Similar but smaller cancelations and lay-offs are happening all over the country. Without a federal attempt to balance the scales, government employment is going to drop further. And all the while, the mainstream narrative is going to be that a government stimulus was tried but failed.
Citizen K makes a related point I've made here before: We're acting like a poor country, when actually we're a rich country dominated by rich people who don't want to pay taxes. That's the reason we can't have first-rate infrastructure like the Chinese, Japanese, and Europeans are building.
I once heard a comedian say, "I'm never wrong. I thought I was wrong once, but I was mistaken."
Well, last week's article on federal spending was right in the first draft. And then I checked the numbers just before posting, decided they were wrong, and "fixed" them. But I was mistaken. The blog entry has been updated, but the people who get the Sift by email got the wrong numbers.
Here's what happened: I mentioned interest on the national debt first, then forgot to add it in afterward. When you do add it in, all the revenue is spent -- exactly -- after you fund interest, defense, homeland security, Social Security, Medicare, disaster relief, veterans benefits, unemployment compensation, and SCHIP. So all the 2010 revenue could have been spent without using a dime for poverty programs (Medicaid, food stamps, etc.), non-military foreign aid, or any of the other stuff that many people seem to think the government spends all its money on.
So the FBI puts a tracking device on a 20-year-old's car.

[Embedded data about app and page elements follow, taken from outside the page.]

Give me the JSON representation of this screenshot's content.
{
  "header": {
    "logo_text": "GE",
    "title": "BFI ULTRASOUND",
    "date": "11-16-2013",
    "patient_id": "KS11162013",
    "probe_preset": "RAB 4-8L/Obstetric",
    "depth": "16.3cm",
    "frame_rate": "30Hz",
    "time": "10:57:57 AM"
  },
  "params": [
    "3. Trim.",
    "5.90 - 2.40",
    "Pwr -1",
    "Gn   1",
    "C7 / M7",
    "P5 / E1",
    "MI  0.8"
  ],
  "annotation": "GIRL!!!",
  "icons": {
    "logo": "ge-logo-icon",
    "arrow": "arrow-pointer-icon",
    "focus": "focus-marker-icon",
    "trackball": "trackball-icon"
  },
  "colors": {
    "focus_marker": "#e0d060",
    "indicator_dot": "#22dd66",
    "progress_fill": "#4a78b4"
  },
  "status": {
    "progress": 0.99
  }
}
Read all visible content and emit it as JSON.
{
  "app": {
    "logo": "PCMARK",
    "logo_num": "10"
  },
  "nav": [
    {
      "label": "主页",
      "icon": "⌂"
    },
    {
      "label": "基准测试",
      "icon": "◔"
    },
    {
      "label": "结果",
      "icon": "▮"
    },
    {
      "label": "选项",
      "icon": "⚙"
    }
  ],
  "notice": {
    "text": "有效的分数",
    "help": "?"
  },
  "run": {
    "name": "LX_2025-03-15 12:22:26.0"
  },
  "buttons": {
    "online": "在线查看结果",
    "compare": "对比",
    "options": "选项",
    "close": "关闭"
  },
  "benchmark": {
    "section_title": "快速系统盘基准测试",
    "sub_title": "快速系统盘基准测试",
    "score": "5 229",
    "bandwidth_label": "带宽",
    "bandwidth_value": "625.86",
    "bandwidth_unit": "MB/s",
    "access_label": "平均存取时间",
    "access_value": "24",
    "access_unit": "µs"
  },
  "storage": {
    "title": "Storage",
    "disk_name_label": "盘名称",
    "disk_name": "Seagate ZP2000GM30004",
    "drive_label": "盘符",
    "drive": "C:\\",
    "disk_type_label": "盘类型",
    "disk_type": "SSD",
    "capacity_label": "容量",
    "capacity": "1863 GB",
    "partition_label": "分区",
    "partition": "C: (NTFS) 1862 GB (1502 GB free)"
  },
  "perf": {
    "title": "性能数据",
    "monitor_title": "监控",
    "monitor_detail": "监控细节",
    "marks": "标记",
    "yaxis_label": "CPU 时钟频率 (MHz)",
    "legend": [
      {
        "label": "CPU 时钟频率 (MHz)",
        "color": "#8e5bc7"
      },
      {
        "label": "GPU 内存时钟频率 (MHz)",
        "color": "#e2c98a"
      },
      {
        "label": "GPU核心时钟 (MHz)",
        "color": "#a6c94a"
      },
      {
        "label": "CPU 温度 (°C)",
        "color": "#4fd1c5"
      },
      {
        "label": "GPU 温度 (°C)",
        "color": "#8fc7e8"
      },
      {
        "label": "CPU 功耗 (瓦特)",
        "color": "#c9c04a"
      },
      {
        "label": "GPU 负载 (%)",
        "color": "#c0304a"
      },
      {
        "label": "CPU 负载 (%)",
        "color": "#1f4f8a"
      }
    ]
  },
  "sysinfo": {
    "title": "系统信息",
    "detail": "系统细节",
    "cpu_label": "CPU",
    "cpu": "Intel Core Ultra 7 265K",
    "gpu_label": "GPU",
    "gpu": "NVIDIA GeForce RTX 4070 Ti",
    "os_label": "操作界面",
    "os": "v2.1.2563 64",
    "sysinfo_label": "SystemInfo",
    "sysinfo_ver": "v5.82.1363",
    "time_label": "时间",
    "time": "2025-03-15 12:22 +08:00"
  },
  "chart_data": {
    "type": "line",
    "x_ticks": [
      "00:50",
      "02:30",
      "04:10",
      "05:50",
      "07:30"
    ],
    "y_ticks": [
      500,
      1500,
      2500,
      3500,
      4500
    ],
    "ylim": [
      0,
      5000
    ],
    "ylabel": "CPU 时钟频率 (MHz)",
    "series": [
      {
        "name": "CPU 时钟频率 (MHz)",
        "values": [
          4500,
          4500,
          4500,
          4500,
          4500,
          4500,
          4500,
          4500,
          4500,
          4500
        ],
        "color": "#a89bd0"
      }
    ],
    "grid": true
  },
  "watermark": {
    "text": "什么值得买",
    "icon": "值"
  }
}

When his mechanic finds it and his friend posts a what's-this photo on the web, agents show up demanding their property back. No fair -- there ought to be a finders-keepers rule here.
Nobody seems to know whether the FBI had a warrant, but it turns out they don't need one. An appeals court has ruled that the government can put a tracker on your car without a warrant, even if it's parked in your own driveway when they do it.
I'm relieved to hear that Christine O'Donnell is really me and will go to Washington and do what I would do. I was afraid she was really Christine O'Donnell and would go to Washington and do all the crazy stuff O'Donnell has been saying she wants to do.
You know who really ought to be upset about Christine O'Donnell's comments about witchcraft? Witches.
The anonymous funding of political campaigns that I talked about last week is getting increasing attention. A Public Citizen report says that in the last mid-term election cycle, 30 out of 31 electioneering groups disclosed their donors. As of September 2 of this year, only 7 of 22 groups had.
A NYT reporter says spending by such groups is already double 2006's total. He recounts his attempts to figure out who was behind a particularly striking set of ads: the talking babies against Obamacare. They're sponsored by the Coalition to Protect Seniors, which is … who exactly? He can't figure it out, but the phone numbers he finds on official documents ring through to people somehow involved in the health insurance industry.
The main reason national polls are all over the map is that each organization has its own "likely voter" model. In other words, if X % of 20-somethings tell you they're going to vote Republican, you want to weigh that not by the number of 20-somethings in the population, but by the number that you think are going to vote.
But that's something nobody knows. Young adult turnout was exceptionally high in 2008. Is that a blip or a trend? DailyKos' Meteor Blades talks this issue through in Millennials: Will they, or won't they?
I'm guessing that this year's youth turn-out will be bigger than most people expect. Reason: social networking makes it easier for the one activist in a group of friends to nag the rest into voting. "OK already. I voted. Leave me alone."
The Weekly Sift appears every Monday afternoon. If you would like to receive it by email, write to WeeklySift at gmail.com. Or help me figure out what to do with the Sift's Facebook page.